And what’s an old GPS sensor doing in a new plane?
Is there ANYONE awake at this airframer?


Come on… Boeing and Airbus rely heavily on suppliers. This is not something that manufacturers can control. They do all the testing, and then hope for the best. But sometimes, there are issues, despite doing the best efforts ! Thinking that Boeing is only doing bad things is not that smart… Boeing has amazing aircrafts (and I prefer Airbus). Boeing grounded the fleet of B787 for safety reasons when needed. For the B737, the responsibility is more on the regulators than on Boeing. Boeing came up with an additional training that seemed to be safe enough for regulators… How is… Read more »


Boeing could have (and should have) pre-emptively sent a memo and GPS software upgrade to its 787 customers…just as TomTom sent an advance warning and software patch to its customers…


Is that a reason to end up with the conclusion “Is there ANYONE awake at this airframer?” I’m pretty sure that you don’t realize the complexity operating a company like Boeing. The base of suppliers and costumers is huge.
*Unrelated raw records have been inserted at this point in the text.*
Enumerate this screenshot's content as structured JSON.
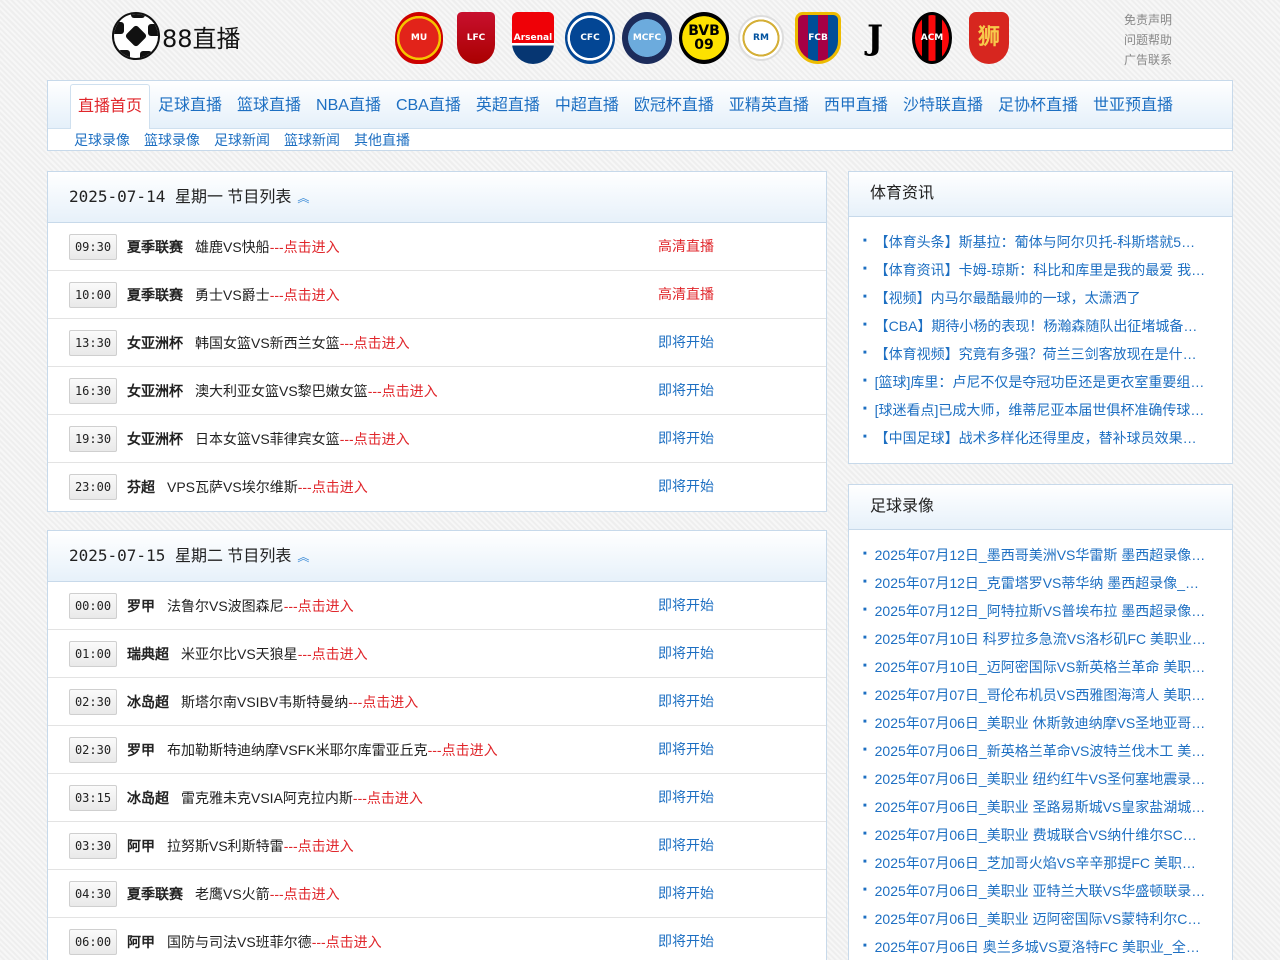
{
  "site": {
    "logo_text": "88直播"
  },
  "badges": [
    {
      "name": "manchester-united-crest-icon",
      "label": "MU",
      "cls": "c-mu"
    },
    {
      "name": "liverpool-crest-icon",
      "label": "LFC",
      "cls": "c-liv"
    },
    {
      "name": "arsenal-crest-icon",
      "label": "Arsenal",
      "cls": "c-ars"
    },
    {
      "name": "chelsea-crest-icon",
      "label": "CFC",
      "cls": "c-che"
    },
    {
      "name": "manchester-city-crest-icon",
      "label": "MCFC",
      "cls": "c-mci"
    },
    {
      "name": "dortmund-crest-icon",
      "label": "BVB 09",
      "cls": "c-bvb"
    },
    {
      "name": "real-madrid-crest-icon",
      "label": "RM",
      "cls": "c-rma"
    },
    {
      "name": "barcelona-crest-icon",
      "label": "FCB",
      "cls": "c-fcb"
    },
    {
      "name": "juventus-crest-icon",
      "label": "J",
      "cls": "c-juv"
    },
    {
      "name": "ac-milan-crest-icon",
      "label": "ACM",
      "cls": "c-mil"
    },
    {
      "name": "guangzhou-crest-icon",
      "label": "狮",
      "cls": "c-gz"
    }
  ],
  "toplinks": [
    "免责声明",
    "问题帮助",
    "广告联系"
  ],
  "nav": {
    "main": [
      "直播首页",
      "足球直播",
      "篮球直播",
      "NBA直播",
      "CBA直播",
      "英超直播",
      "中超直播",
      "欧冠杯直播",
      "亚精英直播",
      "西甲直播",
      "沙特联直播",
      "足协杯直播",
      "世亚预直播"
    ],
    "sub": [
      "足球录像",
      "篮球录像",
      "足球新闻",
      "篮球新闻",
      "其他直播"
    ]
  },
  "schedules": [
    {
      "date": "2025-07-14",
      "weekday": "星期一 节目列表",
      "rows": [
        {
          "time": "09:30",
          "league": "夏季联赛",
          "match": "雄鹿VS快船",
          "enter": "---点击进入",
          "status": "高清直播",
          "live": true
        },
        {
          "time": "10:00",
          "league": "夏季联赛",
          "match": "勇士VS爵士",
          "enter": "---点击进入",
          "status": "高清直播",
          "live": true
        },
        {
          "time": "13:30",
          "league": "女亚洲杯",
          "match": "韩国女篮VS新西兰女篮",
          "enter": "---点击进入",
          "status": "即将开始",
          "live": false
        },
        {
          "time": "16:30",
          "league": "女亚洲杯",
          "match": "澳大利亚女篮VS黎巴嫩女篮",
          "enter": "---点击进入",
          "status": "即将开始",
          "live": false
        },
        {
          "time": "19:30",
          "league": "女亚洲杯",
          "match": "日本女篮VS菲律宾女篮",
          "enter": "---点击进入",
          "status": "即将开始",
          "live": false
        },
        {
          "time": "23:00",
          "league": "芬超",
          "match": "VPS瓦萨VS埃尔维斯",
          "enter": "---点击进入",
          "status": "即将开始",
          "live": false
        }
      ]
    },
    {
      "date": "2025-07-15",
      "weekday": "星期二 节目列表",
      "rows": [
        {
          "time": "00:00",
          "league": "罗甲",
          "match": "法鲁尔VS波图森尼",
          "enter": "---点击进入",
          "status": "即将开始",
          "live": false
        },
        {
          "time": "01:00",
          "league": "瑞典超",
          "match": "米亚尔比VS天狼星",
          "enter": "---点击进入",
          "status": "即将开始",
          "live": false
        },
        {
          "time": "02:30",
          "league": "冰岛超",
          "match": "斯塔尔南VSIBV韦斯特曼纳",
          "enter": "---点击进入",
          "status": "即将开始",
          "live": false
        },
        {
          "time": "02:30",
          "league": "罗甲",
          "match": "布加勒斯特迪纳摩VSFK米耶尔库雷亚丘克",
          "enter": "---点击进入",
          "status": "即将开始",
          "live": false
        },
        {
          "time": "03:15",
          "league": "冰岛超",
          "match": "雷克雅未克VSIA阿克拉内斯",
          "enter": "---点击进入",
          "status": "即将开始",
          "live": false
        },
        {
          "time": "03:30",
          "league": "阿甲",
          "match": "拉努斯VS利斯特雷",
          "enter": "---点击进入",
          "status": "即将开始",
          "live": false
        },
        {
          "time": "04:30",
          "league": "夏季联赛",
          "match": "老鹰VS火箭",
          "enter": "---点击进入",
          "status": "即将开始",
          "live": false
        },
        {
          "time": "06:00",
          "league": "阿甲",
          "match": "国防与司法VS班菲尔德",
          "enter": "---点击进入",
          "status": "即将开始",
          "live": false
        }
      ]
    }
  ],
  "news": {
    "title": "体育资讯",
    "items": [
      "【体育头条】斯基拉：葡体与阿尔贝托-科斯塔就5…",
      "【体育资讯】卡姆-琼斯：科比和库里是我的最爱 我…",
      "【视频】内马尔最酷最帅的一球，太潇洒了",
      "【CBA】期待小杨的表现！杨瀚森随队出征堵城备…",
      "【体育视频】究竟有多强？荷兰三剑客放现在是什…",
      "[篮球]库里：卢尼不仅是夺冠功臣还是更衣室重要组…",
      "[球迷看点]已成大师，维蒂尼亚本届世俱杯准确传球…",
      "【中国足球】战术多样化还得里皮，替补球员效果…"
    ]
  },
  "videos": {
    "title": "足球录像",
    "items": [
      "2025年07月12日_墨西哥美洲VS华雷斯 墨西超录像…",
      "2025年07月12日_克雷塔罗VS蒂华纳 墨西超录像_…",
      "2025年07月12日_阿特拉斯VS普埃布拉 墨西超录像…",
      "2025年07月10日 科罗拉多急流VS洛杉矶FC 美职业…",
      "2025年07月10日_迈阿密国际VS新英格兰革命 美职…",
      "2025年07月07日_哥伦布机员VS西雅图海湾人 美职…",
      "2025年07月06日_美职业 休斯敦迪纳摩VS圣地亚哥…",
      "2025年07月06日_新英格兰革命VS波特兰伐木工 美…",
      "2025年07月06日_美职业 纽约红牛VS圣何塞地震录…",
      "2025年07月06日_美职业 圣路易斯城VS皇家盐湖城…",
      "2025年07月06日_美职业 费城联合VS纳什维尔SC…",
      "2025年07月06日_芝加哥火焰VS辛辛那提FC 美职…",
      "2025年07月06日_美职业 亚特兰大联VS华盛顿联录…",
      "2025年07月06日_美职业 迈阿密国际VS蒙特利尔C…",
      "2025年07月06日 奥兰多城VS夏洛特FC 美职业_全…"
    ]
  }
}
Only to be able to reach out to all of the users of a specific aircraft type it must be difficult. And then, on such topics, I believe that Boeing is working with the suppliers who are far more knowledgeable than Boeing . The assumption that they should trust the suppliers as GPS is a very reliable system isn’t something crazy.… Read more »


Well, we didn’t hear anything about Airbus planes having GPS issues…and that’s also a large, complex company, with an expansive customer base…


And why only Chinese airplanes?

Matt Sanders

Typical Airbus fan article !


Wait, is that information true or not?
Airbus does “mistakes” as well, same as every manufacturer. And we need to understand that aircraft manufacturers rely heavily on suppliers especially when it comes to electronics…
Here, this could have happened to any airliner. The fact is that it happened on Boeing. If it’s an info, it is an info…